Lewis County recycling center upgrade bids come in around $300,000

Bids for an upgrade project at the Lewis County recycling center intended to improve its no-sort system came in around the $300,000 mark, as anticipated.

“This is pretty much what we expected price wise,” Lewis County Solid Waste Director Peter J. Wood told members of his legislative committee Thursday afternoon following a bid opening. The county received two bids on the project: $293,348 from Jordstat Construction, Alexandria Bay, and $374,000 from MJ Dakota Inc., Oneida.

An official with MJ Dakota questioned whether the low bidder included having a trailer compactor on-site during construction.

Mr. Wood and officials with Bernier, Carr and Associates, Watertown, which designed the project, agreed to review the bids and check into that particular issue before making a contract recommendation.

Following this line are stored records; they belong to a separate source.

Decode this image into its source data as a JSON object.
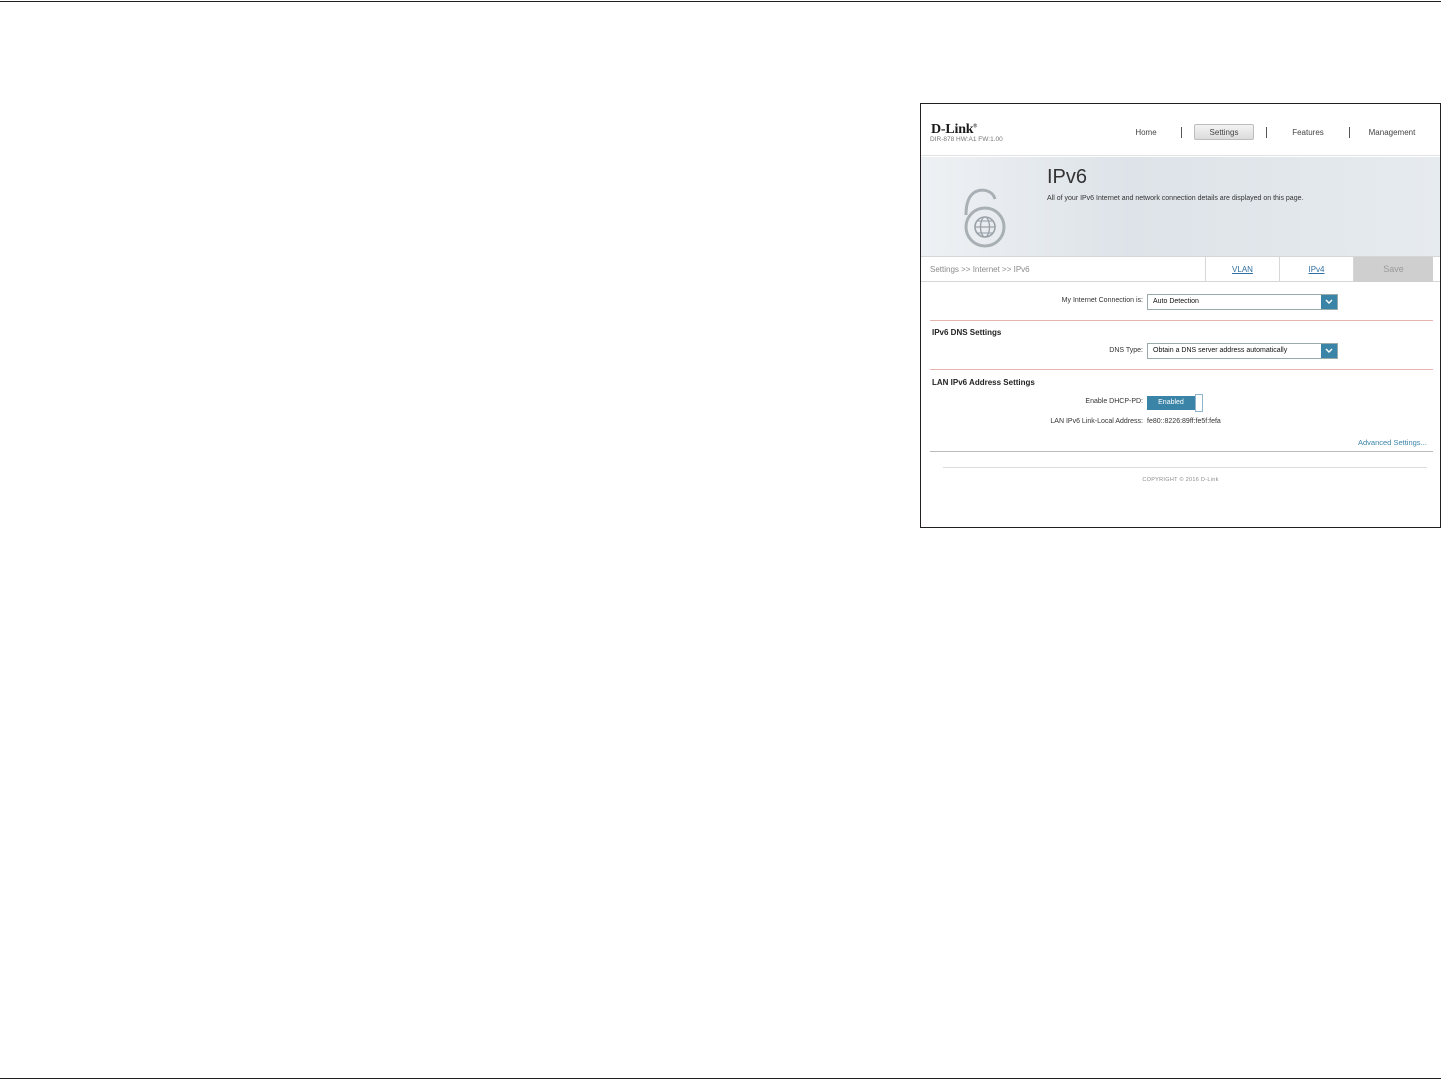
{
  "router": {
    "brand": "D-Link",
    "model_info": "DIR-878 HW:A1 FW:1.00",
    "nav": {
      "home": "Home",
      "settings": "Settings",
      "features": "Features",
      "management": "Management"
    },
    "page": {
      "title": "IPv6",
      "description": "All of your IPv6 Internet and network connection details are displayed on this page."
    },
    "breadcrumb": "Settings >> Internet >> IPv6",
    "tabs": {
      "vlan": "VLAN",
      "ipv4": "IPv4",
      "save": "Save"
    },
    "connection": {
      "label": "My Internet Connection is:",
      "value": "Auto Detection"
    },
    "dns": {
      "section_title": "IPv6 DNS Settings",
      "label": "DNS Type:",
      "value": "Obtain a DNS server address automatically"
    },
    "lan": {
      "section_title": "LAN IPv6 Address Settings",
      "dhcp_label": "Enable DHCP-PD:",
      "dhcp_value": "Enabled",
      "link_local_label": "LAN IPv6 Link-Local Address:",
      "link_local_value": "fe80::8226:89ff:fe5f:fefa"
    },
    "advanced_link": "Advanced Settings...",
    "copyright": "COPYRIGHT © 2016 D-Link"
  },
  "colors": {
    "accent": "#3a84a8",
    "save_disabled": "#cfcfcf",
    "section_divider": "#e6b6ae"
  }
}
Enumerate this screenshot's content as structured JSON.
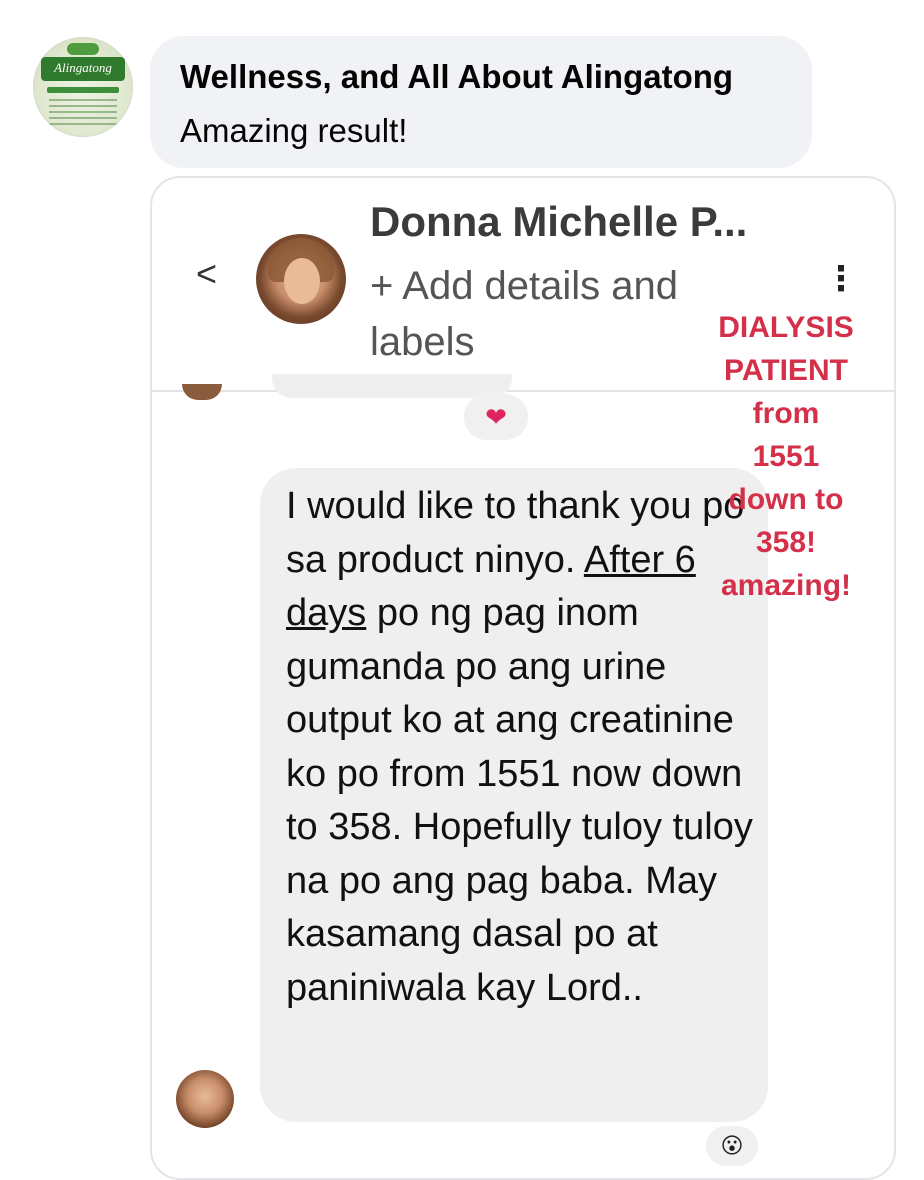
{
  "comment": {
    "author": "Wellness, and All About Alingatong",
    "text": "Amazing result!",
    "avatar_logo_text": "Alingatong"
  },
  "screenshot": {
    "contact_name": "Donna Michelle P...",
    "add_details": "+ Add details and labels",
    "back_icon": "<",
    "more_icon": "⋮",
    "heart_reaction": "❤",
    "wow_reaction": "😮",
    "message": {
      "before_underline": "I would like to thank you po sa product ninyo. ",
      "underlined": "After 6 days",
      "after_underline": " po ng pag inom gumanda po ang urine output ko at ang creatinine ko po from 1551 now down to 358. Hopefully tuloy tuloy na po ang pag baba. May kasamang dasal po at paniniwala kay Lord.."
    }
  },
  "overlay_note": "DIALYSIS\nPATIENT\nfrom\n1551\ndown to\n358!\namazing!",
  "colors": {
    "comment_bubble": "#f0f2f5",
    "overlay_red": "#d4304a",
    "message_bubble": "#efefef"
  }
}
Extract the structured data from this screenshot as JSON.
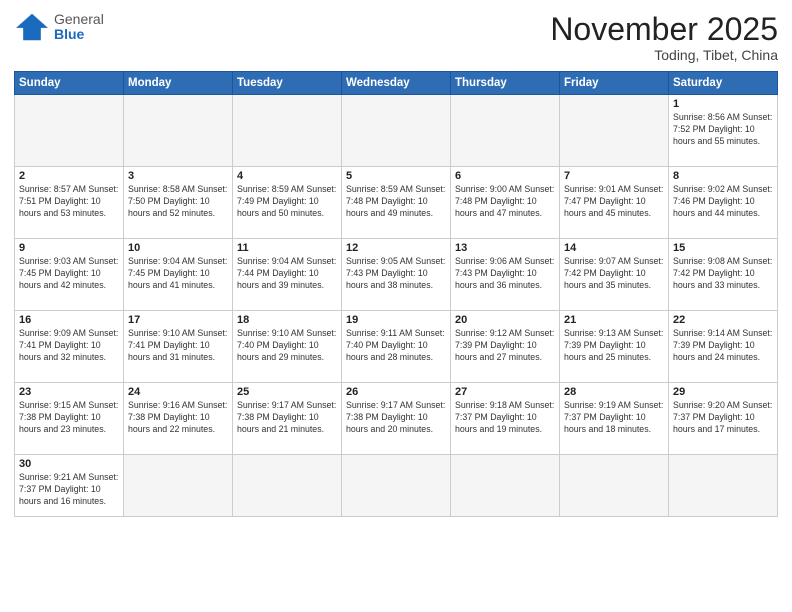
{
  "header": {
    "logo": {
      "general": "General",
      "blue": "Blue"
    },
    "title": "November 2025",
    "location": "Toding, Tibet, China"
  },
  "days_of_week": [
    "Sunday",
    "Monday",
    "Tuesday",
    "Wednesday",
    "Thursday",
    "Friday",
    "Saturday"
  ],
  "weeks": [
    [
      {
        "day": "",
        "info": ""
      },
      {
        "day": "",
        "info": ""
      },
      {
        "day": "",
        "info": ""
      },
      {
        "day": "",
        "info": ""
      },
      {
        "day": "",
        "info": ""
      },
      {
        "day": "",
        "info": ""
      },
      {
        "day": "1",
        "info": "Sunrise: 8:56 AM\nSunset: 7:52 PM\nDaylight: 10 hours\nand 55 minutes."
      }
    ],
    [
      {
        "day": "2",
        "info": "Sunrise: 8:57 AM\nSunset: 7:51 PM\nDaylight: 10 hours\nand 53 minutes."
      },
      {
        "day": "3",
        "info": "Sunrise: 8:58 AM\nSunset: 7:50 PM\nDaylight: 10 hours\nand 52 minutes."
      },
      {
        "day": "4",
        "info": "Sunrise: 8:59 AM\nSunset: 7:49 PM\nDaylight: 10 hours\nand 50 minutes."
      },
      {
        "day": "5",
        "info": "Sunrise: 8:59 AM\nSunset: 7:48 PM\nDaylight: 10 hours\nand 49 minutes."
      },
      {
        "day": "6",
        "info": "Sunrise: 9:00 AM\nSunset: 7:48 PM\nDaylight: 10 hours\nand 47 minutes."
      },
      {
        "day": "7",
        "info": "Sunrise: 9:01 AM\nSunset: 7:47 PM\nDaylight: 10 hours\nand 45 minutes."
      },
      {
        "day": "8",
        "info": "Sunrise: 9:02 AM\nSunset: 7:46 PM\nDaylight: 10 hours\nand 44 minutes."
      }
    ],
    [
      {
        "day": "9",
        "info": "Sunrise: 9:03 AM\nSunset: 7:45 PM\nDaylight: 10 hours\nand 42 minutes."
      },
      {
        "day": "10",
        "info": "Sunrise: 9:04 AM\nSunset: 7:45 PM\nDaylight: 10 hours\nand 41 minutes."
      },
      {
        "day": "11",
        "info": "Sunrise: 9:04 AM\nSunset: 7:44 PM\nDaylight: 10 hours\nand 39 minutes."
      },
      {
        "day": "12",
        "info": "Sunrise: 9:05 AM\nSunset: 7:43 PM\nDaylight: 10 hours\nand 38 minutes."
      },
      {
        "day": "13",
        "info": "Sunrise: 9:06 AM\nSunset: 7:43 PM\nDaylight: 10 hours\nand 36 minutes."
      },
      {
        "day": "14",
        "info": "Sunrise: 9:07 AM\nSunset: 7:42 PM\nDaylight: 10 hours\nand 35 minutes."
      },
      {
        "day": "15",
        "info": "Sunrise: 9:08 AM\nSunset: 7:42 PM\nDaylight: 10 hours\nand 33 minutes."
      }
    ],
    [
      {
        "day": "16",
        "info": "Sunrise: 9:09 AM\nSunset: 7:41 PM\nDaylight: 10 hours\nand 32 minutes."
      },
      {
        "day": "17",
        "info": "Sunrise: 9:10 AM\nSunset: 7:41 PM\nDaylight: 10 hours\nand 31 minutes."
      },
      {
        "day": "18",
        "info": "Sunrise: 9:10 AM\nSunset: 7:40 PM\nDaylight: 10 hours\nand 29 minutes."
      },
      {
        "day": "19",
        "info": "Sunrise: 9:11 AM\nSunset: 7:40 PM\nDaylight: 10 hours\nand 28 minutes."
      },
      {
        "day": "20",
        "info": "Sunrise: 9:12 AM\nSunset: 7:39 PM\nDaylight: 10 hours\nand 27 minutes."
      },
      {
        "day": "21",
        "info": "Sunrise: 9:13 AM\nSunset: 7:39 PM\nDaylight: 10 hours\nand 25 minutes."
      },
      {
        "day": "22",
        "info": "Sunrise: 9:14 AM\nSunset: 7:39 PM\nDaylight: 10 hours\nand 24 minutes."
      }
    ],
    [
      {
        "day": "23",
        "info": "Sunrise: 9:15 AM\nSunset: 7:38 PM\nDaylight: 10 hours\nand 23 minutes."
      },
      {
        "day": "24",
        "info": "Sunrise: 9:16 AM\nSunset: 7:38 PM\nDaylight: 10 hours\nand 22 minutes."
      },
      {
        "day": "25",
        "info": "Sunrise: 9:17 AM\nSunset: 7:38 PM\nDaylight: 10 hours\nand 21 minutes."
      },
      {
        "day": "26",
        "info": "Sunrise: 9:17 AM\nSunset: 7:38 PM\nDaylight: 10 hours\nand 20 minutes."
      },
      {
        "day": "27",
        "info": "Sunrise: 9:18 AM\nSunset: 7:37 PM\nDaylight: 10 hours\nand 19 minutes."
      },
      {
        "day": "28",
        "info": "Sunrise: 9:19 AM\nSunset: 7:37 PM\nDaylight: 10 hours\nand 18 minutes."
      },
      {
        "day": "29",
        "info": "Sunrise: 9:20 AM\nSunset: 7:37 PM\nDaylight: 10 hours\nand 17 minutes."
      }
    ],
    [
      {
        "day": "30",
        "info": "Sunrise: 9:21 AM\nSunset: 7:37 PM\nDaylight: 10 hours\nand 16 minutes."
      },
      {
        "day": "",
        "info": ""
      },
      {
        "day": "",
        "info": ""
      },
      {
        "day": "",
        "info": ""
      },
      {
        "day": "",
        "info": ""
      },
      {
        "day": "",
        "info": ""
      },
      {
        "day": "",
        "info": ""
      }
    ]
  ]
}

The full Legislature is expected to vote on the matter at its Aug. 2 meeting.

The project, including some alterations to the building, a new compactor dedicated for recyclables and a 100-yard trailer to transport them, should take about six weeks to complete, Mr. Wood said.

Lewis County has traditionally had a dual-stream system, requiring residents to put their cardboard and paper recyclables in one container and their glass, tin and plastic in another.

However, solid waste officials earlier this year began sending some loads to the Oneida-Herkimer Solid Waste Authority recycling center in Utica, which automatically sorts all recycled materials, and they recently removed dividers in the collection bins so residents may now combine recyclables.

The Development Authority of the North Country has offered to contribute 33 percent toward capital investments made by counties for the implementation of single-stream recycling up to $100,000, as well as offering reimbursement of $5 per ton for recyclables delivered to single-stream recycling facilities.

Mr. Wood told committee members that he believes DANC will retroactively credit his department for all loads sent to Utica since the beginning of the year. That adds up to roughly 500 tons, or $2,500 in projected reimbursement, he said.

Workers are now using the trash compactor at the Lowville transfer site to compact recyclables.

Installation of a dedicated compactor will make the process much more efficient, while the addition of a larger trailer should allow the county to send loads to Utica every other day instead of every day, as it is now, Mr. Wood has said.

In his report, County Highway Superintendent David L. Becker told committee members that nearly 15 miles of county roads have already been repaved, with well over 20 miles expected by the end of the summer, while nearly 40 miles have been surface treated. Relatively low oil prices have resulted in roughly $400,000 in savings, allowing the department to do more roadwork than usual, he said.

“It’s getting pretty hectic,” Mr. Becker said.

The department is undertaking 34 projects this year, while it does eight to 12 in a typical year, he said.

By Steve Virkler, Watertown Daily Times